Stocks across industries are sinking, and a new bear market began this week. But some of the shares that are taking a hit today may not show many battle scars from the coronavirus outbreak when earnings season rolls around. The coronavirus outbreak started in China in January and has since spread globally, turning into a pandemic and resulting in more than 137,000 cases.

With the outbreak affecting the world, the impact on companies has gone beyond just those that have business in China or rely on tourism. Though most every company and sector will feel the pressure, (AMZN 0.90%), Campbell Soup Co. (CPB 1.04%), and Netflix (NFLX -0.31%) may weather the coronavirus storm better than others -- and might even see a boost to revenue.

Packaged foods including pasta, oil, and canned goods are shown on a wooden surface.

Image: Getty Images.

Here's why:

1. Amazon

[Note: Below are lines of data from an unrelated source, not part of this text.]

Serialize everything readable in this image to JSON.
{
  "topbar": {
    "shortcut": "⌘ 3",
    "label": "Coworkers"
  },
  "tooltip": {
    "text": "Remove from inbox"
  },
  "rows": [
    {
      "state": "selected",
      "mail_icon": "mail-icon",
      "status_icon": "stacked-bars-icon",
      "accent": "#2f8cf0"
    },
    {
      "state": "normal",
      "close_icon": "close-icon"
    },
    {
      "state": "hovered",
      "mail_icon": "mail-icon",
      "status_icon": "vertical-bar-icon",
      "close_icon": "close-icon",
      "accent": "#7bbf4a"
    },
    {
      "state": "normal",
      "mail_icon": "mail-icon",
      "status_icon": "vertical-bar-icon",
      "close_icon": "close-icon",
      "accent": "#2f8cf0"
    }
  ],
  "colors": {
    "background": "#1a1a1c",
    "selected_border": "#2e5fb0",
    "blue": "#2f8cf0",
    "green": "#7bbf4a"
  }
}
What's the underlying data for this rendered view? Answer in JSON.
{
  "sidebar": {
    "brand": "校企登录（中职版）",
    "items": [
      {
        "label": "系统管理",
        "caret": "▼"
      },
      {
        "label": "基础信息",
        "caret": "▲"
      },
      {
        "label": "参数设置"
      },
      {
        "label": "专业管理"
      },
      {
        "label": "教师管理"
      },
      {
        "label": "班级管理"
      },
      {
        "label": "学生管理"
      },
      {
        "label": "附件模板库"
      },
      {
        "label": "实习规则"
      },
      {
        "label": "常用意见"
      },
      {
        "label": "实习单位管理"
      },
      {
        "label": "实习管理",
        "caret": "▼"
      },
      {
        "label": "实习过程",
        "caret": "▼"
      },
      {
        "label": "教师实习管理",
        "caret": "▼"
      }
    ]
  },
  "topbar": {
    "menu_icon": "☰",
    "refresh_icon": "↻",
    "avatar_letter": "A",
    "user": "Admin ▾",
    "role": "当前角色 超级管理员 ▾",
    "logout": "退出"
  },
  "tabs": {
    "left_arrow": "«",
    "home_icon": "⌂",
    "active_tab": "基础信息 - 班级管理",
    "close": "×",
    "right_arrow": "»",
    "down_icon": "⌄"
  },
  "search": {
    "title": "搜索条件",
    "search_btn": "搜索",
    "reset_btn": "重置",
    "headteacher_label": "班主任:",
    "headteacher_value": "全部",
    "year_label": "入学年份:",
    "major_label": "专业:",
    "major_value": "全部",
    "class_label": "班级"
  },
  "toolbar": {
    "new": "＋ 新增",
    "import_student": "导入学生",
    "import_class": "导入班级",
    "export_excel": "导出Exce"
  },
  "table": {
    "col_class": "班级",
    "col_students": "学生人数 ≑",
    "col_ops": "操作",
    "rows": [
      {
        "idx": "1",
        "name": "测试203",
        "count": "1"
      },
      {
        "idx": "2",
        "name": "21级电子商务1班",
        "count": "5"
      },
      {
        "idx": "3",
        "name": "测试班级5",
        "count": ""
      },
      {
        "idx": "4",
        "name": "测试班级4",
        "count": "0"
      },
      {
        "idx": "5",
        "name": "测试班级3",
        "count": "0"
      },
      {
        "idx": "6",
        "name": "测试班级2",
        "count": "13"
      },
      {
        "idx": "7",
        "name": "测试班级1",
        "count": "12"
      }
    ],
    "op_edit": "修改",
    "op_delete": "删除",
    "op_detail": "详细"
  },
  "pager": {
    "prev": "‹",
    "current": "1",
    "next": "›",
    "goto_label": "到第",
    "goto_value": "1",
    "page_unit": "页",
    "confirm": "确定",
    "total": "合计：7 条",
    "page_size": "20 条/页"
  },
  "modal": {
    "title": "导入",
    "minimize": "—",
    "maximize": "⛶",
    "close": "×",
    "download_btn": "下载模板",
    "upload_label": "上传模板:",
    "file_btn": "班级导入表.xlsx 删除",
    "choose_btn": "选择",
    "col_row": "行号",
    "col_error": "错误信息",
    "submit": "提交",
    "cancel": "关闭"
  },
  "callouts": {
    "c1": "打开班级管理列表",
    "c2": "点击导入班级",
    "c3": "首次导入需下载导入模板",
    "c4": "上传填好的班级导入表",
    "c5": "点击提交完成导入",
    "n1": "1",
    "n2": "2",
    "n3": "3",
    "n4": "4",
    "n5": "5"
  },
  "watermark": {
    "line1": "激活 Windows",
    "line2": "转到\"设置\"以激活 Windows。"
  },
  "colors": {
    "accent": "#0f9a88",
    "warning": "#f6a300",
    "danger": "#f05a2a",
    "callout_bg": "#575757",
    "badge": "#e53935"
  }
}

The retail giant can hardly keep up with demand as shoppers load up on necessities. For at least a week, a message on Amazon's website has said higher-than-usual demand is weighing on delivery times and supply. Shoppers, seeking to avoid possible exposure to coronavirus, are avoiding stores and instead buying online. While the frenzy may create some strain on Amazon's processing, it also means it will bring in more orders and revenue. Prior to the crisis, Amazon's first-quarter net sales growth forecast already was bright, with expectations for a gain of 16% to 22%. Will this flood of orders lift sales to the high end of the forecast or beyond?

It's possible, but even without an extra boost, Amazon's growth prospects make it a stock to buy. Amazon's shares are down 9% this year, leaving room for 43% upside from here, according to Wall Street. On March 12, the price-to-earnings ratio dropped to 72.86, the lowest since September.

2. Campbell's

The Department of Homeland Security recommends stocking up on a two-week supply of food and water in preparation for a pandemic. That advice may drive consumers to buy Campbell's soups, or the company's Prego sauces, SpaghettiOs, and snacks like Cape Cod chips. In an interview with CNBC last week, Campbell's chief executive officer said the company was lifting production as a result of the outbreak and said demand from retailers rose over the weekend. Consumer stockpiling bodes well for Campbell's sales in the current quarter as people tend to stock up on foods that can be stored over time and easily prepared, such as canned goods.

Though Campbell's in December said the sale of its European chips business would weigh on sales for the 2020 full year, in the fiscal second-quarter earnings report earlier this month Campbell's raised its adjusted earnings-per-share guidance for the year to the range of $2.55 to $2.60 from the range of $2.50 to $2.55. Campbell's shares so far have fallen this week, falling about 5% compared to the S&P 500's 9% loss. Campbell's has increased revenue growth annually for the past two years and surpassed analyst earnings estimates for the past four quarters. That track record makes me optimistic about future earnings and share gains for this food stock.

3. Netflix

Recent optimism that Netflix subscribers will grow in leaps and bounds due to the coronavirus outbreak may be exaggerated. Though Netflix continues to gain subscribers, with 20% year-over-year growth in the fourth quarter, it would be unrealistic to expect a surge during the outbreak. According to Statista, 60% of adults in the U.S. had a Netflix subscription in 2018. That means Netflix already has a large share of the market. More time spent watching Netflix won't translate into more revenue for the streaming service either since monthly subscriptions include unlimited access to shows. So why is Netflix a buy during the current crisis?

It's primarily because revenue and earnings won't be massively hurt due to the outbreak. It's unlikely the coronavirus pandemic will lead to viewers dropping subscriptions or to a large disruption to operations. And we may see a small uptick in subscribers directly linked to the health crisis. Netflix has 167 million paying subscribers and expects that number to increase by almost 17% in the current quarter. Though competitors such as Disney+ and Apple TV+, which both launched in the fourth quarter, may weigh on subscriber gains, Netflix remains well ahead of rivals. Netflix shares have declined 2.6% since the start of the year, but some analysts still predict upside of at least 16%. Any share weakness is an opportunity to buy shares of this market leader.